◆ **Your objective**
Copy out the data word for word, without any of its pictures.

(Data about app and page elements)
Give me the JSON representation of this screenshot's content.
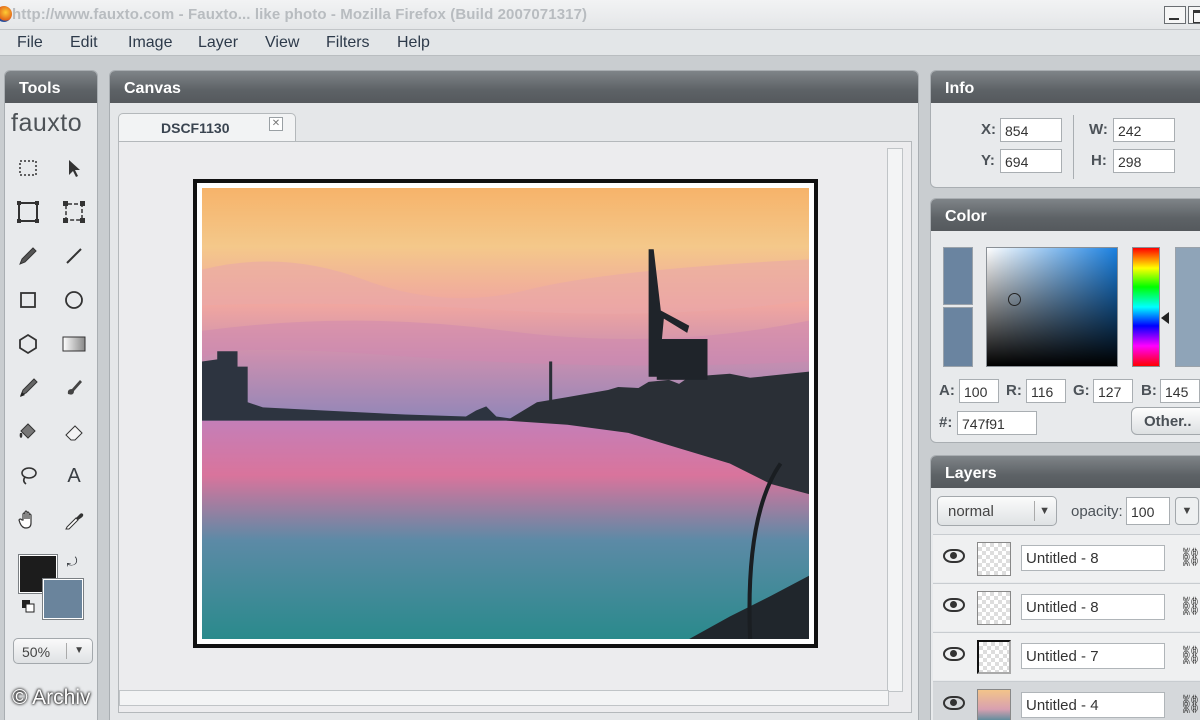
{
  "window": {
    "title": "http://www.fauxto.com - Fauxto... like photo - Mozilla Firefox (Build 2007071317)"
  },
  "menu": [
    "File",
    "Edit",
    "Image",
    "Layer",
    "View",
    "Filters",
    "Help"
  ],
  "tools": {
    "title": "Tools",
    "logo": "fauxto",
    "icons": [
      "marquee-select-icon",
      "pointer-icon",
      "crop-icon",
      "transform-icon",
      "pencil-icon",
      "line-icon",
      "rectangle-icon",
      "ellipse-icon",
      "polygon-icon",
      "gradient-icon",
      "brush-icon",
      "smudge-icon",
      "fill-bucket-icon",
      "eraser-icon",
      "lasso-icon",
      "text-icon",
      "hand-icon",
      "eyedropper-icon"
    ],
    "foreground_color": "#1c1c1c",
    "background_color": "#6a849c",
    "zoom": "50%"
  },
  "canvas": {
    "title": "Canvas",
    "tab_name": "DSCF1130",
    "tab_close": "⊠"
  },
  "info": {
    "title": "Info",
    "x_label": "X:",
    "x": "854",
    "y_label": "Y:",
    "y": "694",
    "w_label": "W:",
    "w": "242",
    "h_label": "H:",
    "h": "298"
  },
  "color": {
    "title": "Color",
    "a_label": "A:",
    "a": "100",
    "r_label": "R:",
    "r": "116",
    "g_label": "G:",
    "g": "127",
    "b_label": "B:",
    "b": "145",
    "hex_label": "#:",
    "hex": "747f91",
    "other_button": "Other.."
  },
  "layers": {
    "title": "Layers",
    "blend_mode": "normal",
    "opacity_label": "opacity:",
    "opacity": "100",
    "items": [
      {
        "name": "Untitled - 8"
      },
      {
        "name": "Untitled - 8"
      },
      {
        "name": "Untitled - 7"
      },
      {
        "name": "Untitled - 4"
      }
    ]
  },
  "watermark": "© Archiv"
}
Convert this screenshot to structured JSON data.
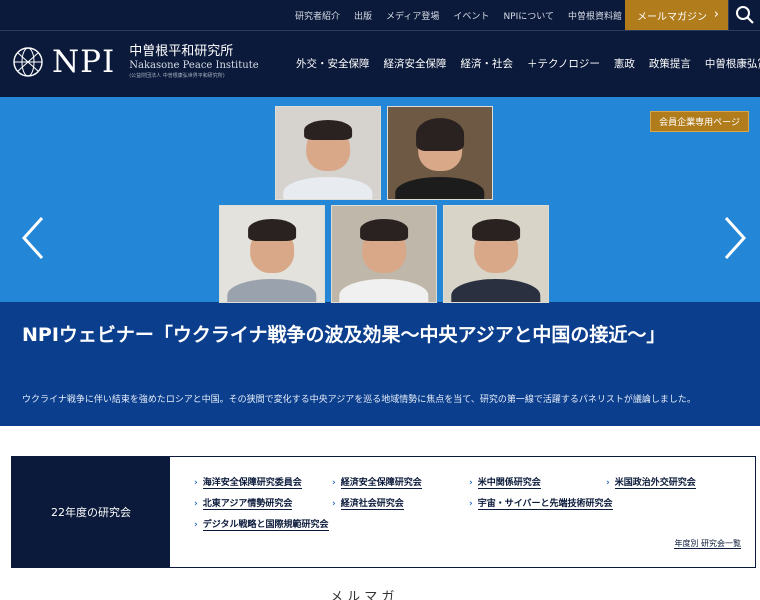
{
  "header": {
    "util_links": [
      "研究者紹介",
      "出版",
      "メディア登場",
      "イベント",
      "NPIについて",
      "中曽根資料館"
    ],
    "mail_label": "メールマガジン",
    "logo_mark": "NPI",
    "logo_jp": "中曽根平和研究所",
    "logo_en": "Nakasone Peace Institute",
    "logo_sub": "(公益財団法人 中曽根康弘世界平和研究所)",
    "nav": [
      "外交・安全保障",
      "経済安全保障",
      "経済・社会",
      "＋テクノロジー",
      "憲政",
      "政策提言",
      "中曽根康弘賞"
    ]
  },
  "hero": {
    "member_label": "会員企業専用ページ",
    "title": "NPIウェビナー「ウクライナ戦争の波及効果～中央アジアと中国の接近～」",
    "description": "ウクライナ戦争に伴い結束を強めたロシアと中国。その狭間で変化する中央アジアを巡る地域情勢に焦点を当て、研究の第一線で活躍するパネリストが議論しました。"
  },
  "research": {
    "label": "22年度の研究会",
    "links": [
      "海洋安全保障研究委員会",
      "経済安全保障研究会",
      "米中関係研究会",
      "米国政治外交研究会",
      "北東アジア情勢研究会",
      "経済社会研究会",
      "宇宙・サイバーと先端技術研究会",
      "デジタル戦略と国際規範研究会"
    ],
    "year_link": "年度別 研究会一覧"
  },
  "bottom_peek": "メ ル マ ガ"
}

◆ **Your response**
Give me the JSON representation of this screenshot's content.
{
  "window": {
    "title": "http://www.fauxto.com - Fauxto... like photo - Mozilla Firefox (Build 2007071317)"
  },
  "menu": [
    "File",
    "Edit",
    "Image",
    "Layer",
    "View",
    "Filters",
    "Help"
  ],
  "tools": {
    "title": "Tools",
    "logo": "fauxto",
    "icons": [
      "marquee-select-icon",
      "pointer-icon",
      "crop-icon",
      "transform-icon",
      "pencil-icon",
      "line-icon",
      "rectangle-icon",
      "ellipse-icon",
      "polygon-icon",
      "gradient-icon",
      "brush-icon",
      "smudge-icon",
      "fill-bucket-icon",
      "eraser-icon",
      "lasso-icon",
      "text-icon",
      "hand-icon",
      "eyedropper-icon"
    ],
    "foreground_color": "#1c1c1c",
    "background_color": "#6a849c",
    "zoom": "50%"
  },
  "canvas": {
    "title": "Canvas",
    "tab_name": "DSCF1130",
    "tab_close": "⊠"
  },
  "info": {
    "title": "Info",
    "x_label": "X:",
    "x": "854",
    "y_label": "Y:",
    "y": "694",
    "w_label": "W:",
    "w": "242",
    "h_label": "H:",
    "h": "298"
  },
  "color": {
    "title": "Color",
    "a_label": "A:",
    "a": "100",
    "r_label": "R:",
    "r": "116",
    "g_label": "G:",
    "g": "127",
    "b_label": "B:",
    "b": "145",
    "hex_label": "#:",
    "hex": "747f91",
    "other_button": "Other.."
  },
  "layers": {
    "title": "Layers",
    "blend_mode": "normal",
    "opacity_label": "opacity:",
    "opacity": "100",
    "items": [
      {
        "name": "Untitled - 8"
      },
      {
        "name": "Untitled - 8"
      },
      {
        "name": "Untitled - 7"
      },
      {
        "name": "Untitled - 4"
      }
    ]
  },
  "watermark": "© Archiv"
}
Convert this screenshot to structured JSON data.
{
  "header": {
    "util_links": [
      "研究者紹介",
      "出版",
      "メディア登場",
      "イベント",
      "NPIについて",
      "中曽根資料館"
    ],
    "mail_label": "メールマガジン",
    "logo_mark": "NPI",
    "logo_jp": "中曽根平和研究所",
    "logo_en": "Nakasone Peace Institute",
    "logo_sub": "(公益財団法人 中曽根康弘世界平和研究所)",
    "nav": [
      "外交・安全保障",
      "経済安全保障",
      "経済・社会",
      "＋テクノロジー",
      "憲政",
      "政策提言",
      "中曽根康弘賞"
    ]
  },
  "hero": {
    "member_label": "会員企業専用ページ",
    "title": "NPIウェビナー「ウクライナ戦争の波及効果～中央アジアと中国の接近～」",
    "description": "ウクライナ戦争に伴い結束を強めたロシアと中国。その狭間で変化する中央アジアを巡る地域情勢に焦点を当て、研究の第一線で活躍するパネリストが議論しました。"
  },
  "research": {
    "label": "22年度の研究会",
    "links": [
      "海洋安全保障研究委員会",
      "経済安全保障研究会",
      "米中関係研究会",
      "米国政治外交研究会",
      "北東アジア情勢研究会",
      "経済社会研究会",
      "宇宙・サイバーと先端技術研究会",
      "デジタル戦略と国際規範研究会"
    ],
    "year_link": "年度別 研究会一覧"
  },
  "bottom_peek": "メ ル マ ガ"
}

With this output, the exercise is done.